Element data from apps and pages:
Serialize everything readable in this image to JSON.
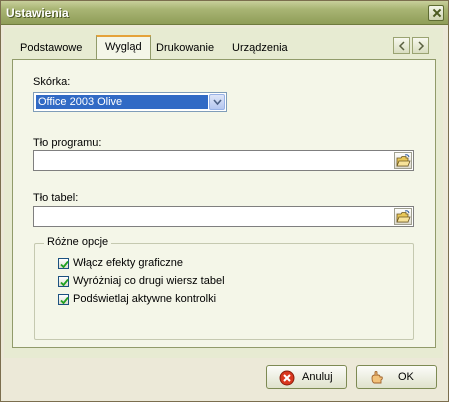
{
  "window": {
    "title": "Ustawienia"
  },
  "tabs": [
    {
      "label": "Podstawowe",
      "active": false
    },
    {
      "label": "Wygląd",
      "active": true
    },
    {
      "label": "Drukowanie",
      "active": false
    },
    {
      "label": "Urządzenia",
      "active": false
    }
  ],
  "skin": {
    "label": "Skórka:",
    "selected": "Office 2003 Olive"
  },
  "program_background": {
    "label": "Tło programu:",
    "value": ""
  },
  "table_background": {
    "label": "Tło tabel:",
    "value": ""
  },
  "options": {
    "legend": "Różne opcje",
    "items": [
      {
        "label": "Włącz efekty graficzne",
        "checked": true
      },
      {
        "label": "Wyróżniaj co drugi wiersz tabel",
        "checked": true
      },
      {
        "label": "Podświetlaj aktywne kontrolki",
        "checked": true
      }
    ]
  },
  "buttons": {
    "cancel": "Anuluj",
    "ok": "OK"
  },
  "colors": {
    "titlebar": "#a9b574",
    "panel": "#f4f6e8",
    "selection": "#316ac5",
    "active_tab_accent": "#e5a23a"
  }
}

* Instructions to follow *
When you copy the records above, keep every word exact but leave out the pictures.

* Answer to this exercise *
Serialize everything readable in this image to JSON.
{
  "window": {
    "title": "Ustawienia"
  },
  "tabs": [
    {
      "label": "Podstawowe",
      "active": false
    },
    {
      "label": "Wygląd",
      "active": true
    },
    {
      "label": "Drukowanie",
      "active": false
    },
    {
      "label": "Urządzenia",
      "active": false
    }
  ],
  "skin": {
    "label": "Skórka:",
    "selected": "Office 2003 Olive"
  },
  "program_background": {
    "label": "Tło programu:",
    "value": ""
  },
  "table_background": {
    "label": "Tło tabel:",
    "value": ""
  },
  "options": {
    "legend": "Różne opcje",
    "items": [
      {
        "label": "Włącz efekty graficzne",
        "checked": true
      },
      {
        "label": "Wyróżniaj co drugi wiersz tabel",
        "checked": true
      },
      {
        "label": "Podświetlaj aktywne kontrolki",
        "checked": true
      }
    ]
  },
  "buttons": {
    "cancel": "Anuluj",
    "ok": "OK"
  },
  "colors": {
    "titlebar": "#a9b574",
    "panel": "#f4f6e8",
    "selection": "#316ac5",
    "active_tab_accent": "#e5a23a"
  }
}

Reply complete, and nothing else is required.